Two of them struck my fancy, and I’ve started making the crocheted paper chain garland. Paper chains bring back memories for me of elementary school and trying to get the chains to stick together using paste. It was always a challenge to keep the chains from popping apart. It was also a challenge transporting them home from school with out getting them crushed. They are not the kind of decoration you can easily store from year to year either for the same reasons.

The yarn version however will be firmly stitched together, and should store nicely. Each link in the chain is quick to make, and is also easy to put down and pick up. It’s the perfect fill-in project for this busy time of year when interruptions and full schedules seem to abound.

Snowman ornament

Since I did two days of felt ornaments, I decided to keep going with it and make one more. This time I raided the button tin for a pair of snowmen (snow people?) on an ornament.

When I was going through my buttons for the wildflower bag, I tried to put most of the white buttons into one tin. They are usually small shirt buttons and there are always so many of them in old collections. I realized today that while they might all technically have once been white, they have aged over the years to various shades of cream, tan, and ivory. It was a challenge to find a large 4-hole button and a small 2-hole button that were similar shades of not-quite-white and even more of a challenge to find 2 of each.

Also, do you see the snowflakes? FRENCH KNOTS. In the past I would have stitched little asterisks in place of the french knots, but this time, I charged ahead with confidence. I’m allowing myself to be mighty pleased with this turn of events.

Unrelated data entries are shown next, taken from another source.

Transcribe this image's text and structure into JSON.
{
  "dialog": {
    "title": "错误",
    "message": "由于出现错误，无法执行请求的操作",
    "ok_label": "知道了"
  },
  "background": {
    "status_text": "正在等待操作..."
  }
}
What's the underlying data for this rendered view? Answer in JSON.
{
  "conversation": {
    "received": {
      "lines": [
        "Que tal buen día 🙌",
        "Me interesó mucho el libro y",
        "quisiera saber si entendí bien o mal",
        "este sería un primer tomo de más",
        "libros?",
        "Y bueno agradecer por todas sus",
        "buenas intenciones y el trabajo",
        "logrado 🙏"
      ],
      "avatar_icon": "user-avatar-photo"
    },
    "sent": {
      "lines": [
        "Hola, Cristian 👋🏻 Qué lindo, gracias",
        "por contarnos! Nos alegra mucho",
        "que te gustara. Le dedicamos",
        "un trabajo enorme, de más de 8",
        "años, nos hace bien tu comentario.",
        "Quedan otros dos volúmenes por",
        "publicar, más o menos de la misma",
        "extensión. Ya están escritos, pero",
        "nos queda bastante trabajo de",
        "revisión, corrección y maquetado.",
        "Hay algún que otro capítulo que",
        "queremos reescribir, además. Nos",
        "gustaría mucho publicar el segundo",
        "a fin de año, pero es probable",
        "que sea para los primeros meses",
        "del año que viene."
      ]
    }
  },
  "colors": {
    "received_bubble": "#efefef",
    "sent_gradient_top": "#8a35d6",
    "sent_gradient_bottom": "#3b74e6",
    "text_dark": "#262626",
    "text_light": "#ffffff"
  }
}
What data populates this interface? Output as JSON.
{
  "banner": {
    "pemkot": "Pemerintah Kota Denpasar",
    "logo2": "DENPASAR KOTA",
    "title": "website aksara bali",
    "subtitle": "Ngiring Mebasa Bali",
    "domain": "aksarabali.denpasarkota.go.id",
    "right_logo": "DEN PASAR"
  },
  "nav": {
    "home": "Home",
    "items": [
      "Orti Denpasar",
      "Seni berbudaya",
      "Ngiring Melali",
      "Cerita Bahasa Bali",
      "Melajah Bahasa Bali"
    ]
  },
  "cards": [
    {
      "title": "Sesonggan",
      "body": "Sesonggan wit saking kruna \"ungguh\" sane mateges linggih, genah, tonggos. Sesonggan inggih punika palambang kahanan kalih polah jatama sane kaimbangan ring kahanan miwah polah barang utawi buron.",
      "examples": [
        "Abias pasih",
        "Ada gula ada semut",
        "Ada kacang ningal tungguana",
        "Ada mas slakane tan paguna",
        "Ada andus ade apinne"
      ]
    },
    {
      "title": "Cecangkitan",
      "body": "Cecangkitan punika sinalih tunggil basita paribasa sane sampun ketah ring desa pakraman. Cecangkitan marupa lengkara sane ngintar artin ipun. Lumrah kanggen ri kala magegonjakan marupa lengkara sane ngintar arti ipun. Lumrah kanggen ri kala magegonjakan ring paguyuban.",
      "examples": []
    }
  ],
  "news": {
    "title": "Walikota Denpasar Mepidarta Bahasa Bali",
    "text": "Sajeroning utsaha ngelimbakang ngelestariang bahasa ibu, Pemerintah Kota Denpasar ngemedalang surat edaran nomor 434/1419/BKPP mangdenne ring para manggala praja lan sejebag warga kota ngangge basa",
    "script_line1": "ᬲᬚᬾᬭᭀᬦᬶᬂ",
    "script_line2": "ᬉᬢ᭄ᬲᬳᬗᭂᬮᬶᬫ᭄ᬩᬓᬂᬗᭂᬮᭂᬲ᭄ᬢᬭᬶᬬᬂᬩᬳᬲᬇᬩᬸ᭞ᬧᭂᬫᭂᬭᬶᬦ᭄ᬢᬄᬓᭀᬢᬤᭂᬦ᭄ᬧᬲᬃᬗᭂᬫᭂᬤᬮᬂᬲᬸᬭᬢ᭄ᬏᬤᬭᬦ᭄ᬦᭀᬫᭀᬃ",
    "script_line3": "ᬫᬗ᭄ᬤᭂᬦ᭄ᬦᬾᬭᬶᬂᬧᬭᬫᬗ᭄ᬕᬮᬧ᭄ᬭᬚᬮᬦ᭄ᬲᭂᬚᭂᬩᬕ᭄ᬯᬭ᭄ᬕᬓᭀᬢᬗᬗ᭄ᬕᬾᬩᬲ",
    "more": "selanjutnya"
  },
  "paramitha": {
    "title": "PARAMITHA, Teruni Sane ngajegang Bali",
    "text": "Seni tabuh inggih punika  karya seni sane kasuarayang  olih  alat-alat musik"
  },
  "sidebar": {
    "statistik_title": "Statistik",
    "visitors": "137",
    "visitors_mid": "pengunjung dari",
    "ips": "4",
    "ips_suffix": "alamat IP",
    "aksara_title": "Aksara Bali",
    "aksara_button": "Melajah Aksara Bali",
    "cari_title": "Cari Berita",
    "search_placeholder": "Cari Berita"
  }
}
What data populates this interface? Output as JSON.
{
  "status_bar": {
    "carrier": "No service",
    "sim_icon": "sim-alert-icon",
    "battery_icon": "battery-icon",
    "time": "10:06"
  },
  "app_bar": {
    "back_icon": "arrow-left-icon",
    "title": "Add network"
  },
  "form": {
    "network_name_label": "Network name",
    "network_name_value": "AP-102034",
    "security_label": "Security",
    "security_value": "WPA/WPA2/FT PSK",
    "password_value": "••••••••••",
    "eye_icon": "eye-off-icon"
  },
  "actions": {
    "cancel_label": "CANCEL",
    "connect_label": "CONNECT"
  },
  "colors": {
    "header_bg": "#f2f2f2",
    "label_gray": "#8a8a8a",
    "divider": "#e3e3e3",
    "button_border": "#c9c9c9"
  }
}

The pattern and instructions are from  Cutesy Crafts blog.



Since the box of felt was out, I thought I’d keep going with the felt ornaments. When I was cleaning out a drawer today that had inadvertently become a junk/catch-all drawer, there were 2 silver paperclips in the bottom of it which reminded me I wanted to make these.

The directions and a printable template for the skate are found here.

My favorite part of these is the trim. I looked through my trim box and found an old card with the trim wrapped around it that had come from someone’s grandmother’s stash. The notation at the bottom said it was originally sold as 3 yards at 4-1/2 cents per yard. I would love to know what garment it was originally purchased to adorn.



Felt tree

I love the folk-art look of felt ornaments, but I don’t always have the patience to carefully cut out shapes in felt. Because they are most often done with raw edges, I can’t count on bobbles and jagged bits to get hidden in a seam.

This little ornament was able to be done with a rotary cutter, solving my poor-scissor-skill problem. To give you an idea of the scale, the largest green square is 1-1/2″/about 4 cm large, and the whole tree took less than one half a piece of felt.  I used this pattern, but did not have brown felt, or feel like cutting out circles for the base, so I used black squares instead.

Somewhere in my craft room is a small pack of star-shaped buttons. Sadly, it is not in one of my button tins where it belongs.  If When I unearth them, I will add one to the top. I really need to get better at putting things back in their proper place right away.